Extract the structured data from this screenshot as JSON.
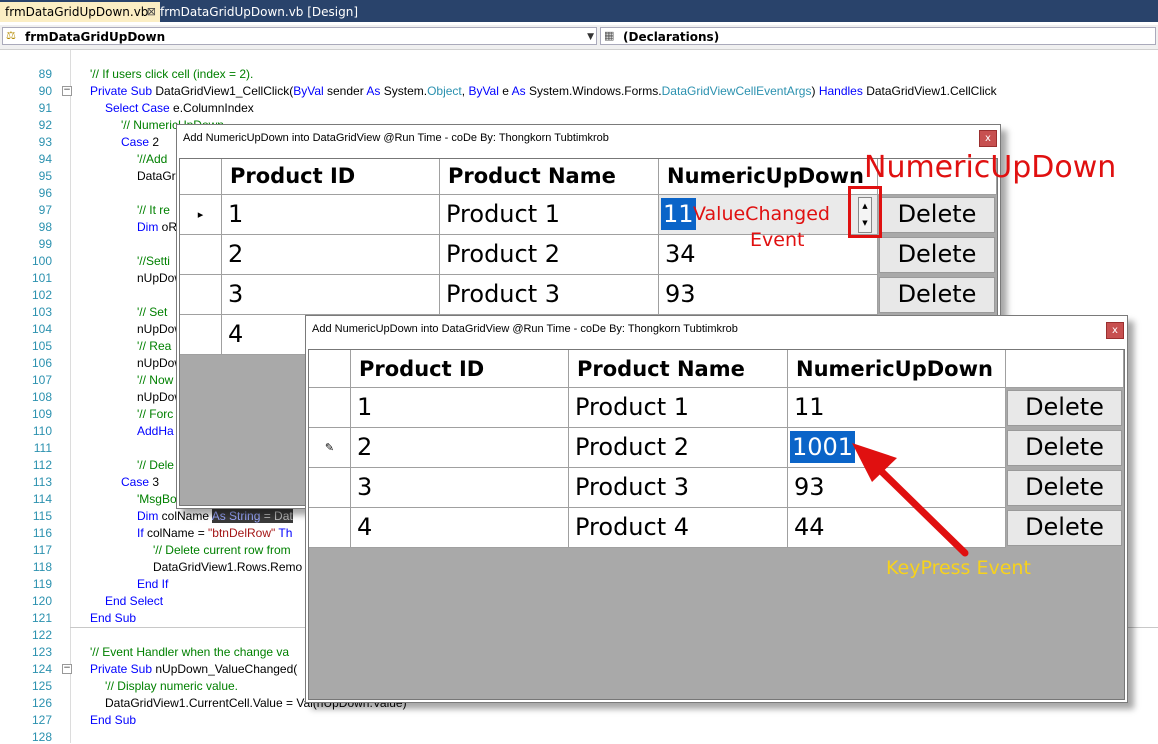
{
  "tabs": [
    {
      "label": "frmDataGridUpDown.vb",
      "close": "⊠"
    },
    {
      "label": "frmDataGridUpDown.vb [Design]"
    }
  ],
  "nav": {
    "class_combo": "frmDataGridUpDown",
    "member_combo": "(Declarations)"
  },
  "code_lines": [
    {
      "n": "89"
    },
    {
      "n": "90"
    },
    {
      "n": "91"
    },
    {
      "n": "92"
    },
    {
      "n": "93"
    },
    {
      "n": "94"
    },
    {
      "n": "95"
    },
    {
      "n": "96"
    },
    {
      "n": "97"
    },
    {
      "n": "98"
    },
    {
      "n": "99"
    },
    {
      "n": "100"
    },
    {
      "n": "101"
    },
    {
      "n": "102"
    },
    {
      "n": "103"
    },
    {
      "n": "104"
    },
    {
      "n": "105"
    },
    {
      "n": "106"
    },
    {
      "n": "107"
    },
    {
      "n": "108"
    },
    {
      "n": "109"
    },
    {
      "n": "110"
    },
    {
      "n": "111"
    },
    {
      "n": "112"
    },
    {
      "n": "113"
    },
    {
      "n": "114"
    },
    {
      "n": "115"
    },
    {
      "n": "116"
    },
    {
      "n": "117"
    },
    {
      "n": "118"
    },
    {
      "n": "119"
    },
    {
      "n": "120"
    },
    {
      "n": "121"
    },
    {
      "n": "122"
    },
    {
      "n": "123"
    },
    {
      "n": "124"
    },
    {
      "n": "125"
    },
    {
      "n": "126"
    },
    {
      "n": "127"
    },
    {
      "n": "128"
    }
  ],
  "code": {
    "l90": "'// If users click cell (index = 2).",
    "l91a": "Private Sub ",
    "l91b": "DataGridView1_CellClick(",
    "l91c": "ByVal",
    "l91d": " sender ",
    "l91e": "As",
    "l91f": " System.",
    "l91g": "Object",
    "l91h": ", ",
    "l91i": "ByVal",
    "l91j": " e ",
    "l91k": "As",
    "l91l": " System.Windows.Forms.",
    "l91m": "DataGridViewCellEventArgs",
    "l91n": ") ",
    "l91o": "Handles",
    "l91p": " DataGridView1.CellClick",
    "l92a": "Select Case",
    "l92b": " e.ColumnIndex",
    "l93": "'// NumericUpDown",
    "l94a": "Case",
    "l94b": " 2",
    "l95": "'//Add",
    "l96": "DataGri",
    "l98": "'// It re",
    "l99a": "Dim",
    "l99b": " oR",
    "l101": "'//Setti",
    "l102": "nUpDow",
    "l104": "'// Set",
    "l105": "nUpDow",
    "l106": "'// Rea",
    "l107": "nUpDow",
    "l108": "'// Now",
    "l109": "nUpDow",
    "l110": "'// Forc",
    "l111": "AddHa",
    "l113": "'// Dele",
    "l114a": "Case",
    "l114b": " 3",
    "l115": "'MsgBo",
    "l116a": "Dim",
    "l116b": " colName ",
    "l116c": "As String",
    "l116d": " = Dat",
    "l117a": "If",
    "l117b": " colName = ",
    "l117c": "\"btnDelRow\"",
    "l117d": " Th",
    "l118": "'// Delete current row from",
    "l119": "DataGridView1.Rows.Remo",
    "l120": "End If",
    "l121": "End Select",
    "l122": "End Sub",
    "l124": "'// Event Handler when the change va",
    "l125a": "Private Sub",
    "l125b": " nUpDown_ValueChanged(",
    "l126": "'// Display numeric value.",
    "l127a": "DataGridView1.CurrentCell.Value = ",
    "l127b": "Val(nUpDown.Value)",
    "l128": "End Sub"
  },
  "form1": {
    "title": "Add NumericUpDown into DataGridView @Run Time - coDe By: Thongkorn Tubtimkrob",
    "close": "x",
    "headers": [
      "Product ID",
      "Product Name",
      "NumericUpDown"
    ],
    "rows": [
      {
        "id": "1",
        "name": "Product 1",
        "num": "11",
        "btn": "Delete",
        "marker": "▸"
      },
      {
        "id": "2",
        "name": "Product 2",
        "num": "34",
        "btn": "Delete"
      },
      {
        "id": "3",
        "name": "Product 3",
        "num": "93",
        "btn": "Delete"
      },
      {
        "id": "4"
      }
    ]
  },
  "form2": {
    "title": "Add NumericUpDown into DataGridView @Run Time - coDe By: Thongkorn Tubtimkrob",
    "close": "x",
    "headers": [
      "Product ID",
      "Product Name",
      "NumericUpDown"
    ],
    "rows": [
      {
        "id": "1",
        "name": "Product 1",
        "num": "11",
        "btn": "Delete"
      },
      {
        "id": "2",
        "name": "Product 2",
        "num": "1001",
        "btn": "Delete",
        "marker": "✎"
      },
      {
        "id": "3",
        "name": "Product 3",
        "num": "93",
        "btn": "Delete"
      },
      {
        "id": "4",
        "name": "Product 4",
        "num": "44",
        "btn": "Delete"
      }
    ]
  },
  "annotations": {
    "numeric_updown": "NumericUpDown",
    "value_changed_1": "ValueChanged",
    "value_changed_2": "Event",
    "keypress": "KeyPress Event"
  },
  "colors": {
    "annotation_red": "#e01010",
    "annotation_yellow": "#f7d21c",
    "selection_blue": "#0a64c8"
  }
}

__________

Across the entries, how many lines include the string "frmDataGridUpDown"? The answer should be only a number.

3